“As we collectively continue to address hunger, public safety, and quality of life in Indianapolis, we are looking for ways to further enhance what we offer beyond food,” Gleaners president and CEO Cindy Hubert said. “Those who suffer from hunger can oftentimes experience despair and desperation. We want to make sure we are addressing all of their needs in order to provide for the best outcome.”
Shockley said she is excited to extend Gleaners’ partnerships to “work with organizations that can provide additional resources to our shoppers” that address overall health and wellness. In addition to public safety agencies like IMPD, Indianapolis Fire Department and Indianapolis Emergency Management Services, she said partners include IU Health, Marion County Health Department, Eskenazi Health, Midtown Community Mental Health, Legacy House, Indianapolis Public Schools, and Reach for Youth. “Services will include books for children, counseling, informational materials, and HIV, STD, and hepatitis screenings.”

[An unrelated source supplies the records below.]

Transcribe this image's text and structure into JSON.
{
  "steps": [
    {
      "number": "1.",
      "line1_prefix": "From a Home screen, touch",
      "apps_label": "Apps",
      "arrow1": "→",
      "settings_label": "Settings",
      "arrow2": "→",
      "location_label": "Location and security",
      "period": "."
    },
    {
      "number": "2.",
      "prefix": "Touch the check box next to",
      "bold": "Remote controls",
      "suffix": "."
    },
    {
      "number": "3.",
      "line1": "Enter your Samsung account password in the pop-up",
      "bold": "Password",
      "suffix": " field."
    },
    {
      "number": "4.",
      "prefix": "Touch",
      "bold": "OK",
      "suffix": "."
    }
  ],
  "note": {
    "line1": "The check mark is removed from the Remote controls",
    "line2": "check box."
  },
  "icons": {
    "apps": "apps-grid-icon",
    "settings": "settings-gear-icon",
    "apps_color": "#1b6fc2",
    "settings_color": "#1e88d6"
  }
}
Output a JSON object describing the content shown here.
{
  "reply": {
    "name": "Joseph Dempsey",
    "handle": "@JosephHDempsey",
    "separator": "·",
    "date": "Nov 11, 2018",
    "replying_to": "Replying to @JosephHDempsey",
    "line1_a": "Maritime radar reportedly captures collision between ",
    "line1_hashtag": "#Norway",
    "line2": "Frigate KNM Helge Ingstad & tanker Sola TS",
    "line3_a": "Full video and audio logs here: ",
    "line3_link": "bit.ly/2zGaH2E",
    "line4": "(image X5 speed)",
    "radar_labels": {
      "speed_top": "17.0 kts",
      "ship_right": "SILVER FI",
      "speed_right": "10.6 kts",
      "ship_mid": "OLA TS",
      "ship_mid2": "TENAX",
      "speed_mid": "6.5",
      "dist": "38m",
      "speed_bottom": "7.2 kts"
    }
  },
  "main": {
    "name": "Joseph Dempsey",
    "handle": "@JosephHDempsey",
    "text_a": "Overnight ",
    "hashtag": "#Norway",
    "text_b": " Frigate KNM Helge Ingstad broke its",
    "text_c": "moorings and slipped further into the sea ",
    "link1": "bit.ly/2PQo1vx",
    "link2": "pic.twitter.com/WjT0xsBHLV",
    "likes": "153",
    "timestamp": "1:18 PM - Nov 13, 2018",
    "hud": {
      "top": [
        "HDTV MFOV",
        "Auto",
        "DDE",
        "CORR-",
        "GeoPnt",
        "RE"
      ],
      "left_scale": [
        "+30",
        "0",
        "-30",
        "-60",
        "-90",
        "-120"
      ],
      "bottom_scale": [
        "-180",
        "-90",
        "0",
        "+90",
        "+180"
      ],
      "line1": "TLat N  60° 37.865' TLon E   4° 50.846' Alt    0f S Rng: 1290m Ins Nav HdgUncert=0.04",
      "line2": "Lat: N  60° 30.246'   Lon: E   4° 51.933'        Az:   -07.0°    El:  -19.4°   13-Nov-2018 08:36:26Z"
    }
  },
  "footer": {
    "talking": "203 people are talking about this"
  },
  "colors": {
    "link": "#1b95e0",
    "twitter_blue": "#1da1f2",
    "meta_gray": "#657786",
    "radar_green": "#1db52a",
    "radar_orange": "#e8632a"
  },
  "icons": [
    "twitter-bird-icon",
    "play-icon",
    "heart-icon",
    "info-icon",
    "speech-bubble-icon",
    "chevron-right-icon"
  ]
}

The pantries are open to the public and no ID is required. Those attending are asked only for their ZIP code and the number of people in the household, broken down by age groups. “A name is not necessary to receive food assistance,” Shockley said, noting that people are often distrustful of what will be done with their personal information. She said distrust may prevent people from seeking the help they need. “By collecting only ZIP code and ages in the household, Gleaners knows how far people are traveling to get help and the demographics of their households. Gleaners then looks at ways we might help more, support local pantries, or share the data with service providers to help the community.”
Shockley said the long lines at last summer’s pantries—many people came out hours ahead of the scheduled start time—came as no surprise. “When someone is willing to spend hours in line waiting for food, especially in all weather conditions, they are in need of assistance,” she said. “Not being able to provide for yourself or your family is heartbreaking and overwhelming for most of our shoppers. It is a humbling experience to expose yourself publicly to accepting assistance.”
The long lines also underscore the data showing that many in Indianapolis go hungry. “Statistics can show us rates of poverty and other facts, but seeing the struggles and hearing the stories our shoppers share is enough to know that the need is great,” Shockley said. “Looking at the current economic situation, and with nutritious foods like meats and produce being very expensive, there is often no room in the budget for those food items.”
The determination of those who queued up last summer provided insight into the family dynamics of those served. “We knew this, but were often reminded of the sheer selflessness of parents and grandparents who provide for the children, often going without themselves,” she said. “We also learned that when it comes to helping put food on the table for those in need, that our community, volunteers, and staff didn’t hesitate to make it happen,” Shockley said. “It was incredible to work with our public safety volunteers, a great group of dedicated servants!”
For additional information on the CARE Mobile Pantry Program information call 317-829-1800 or visit project web site.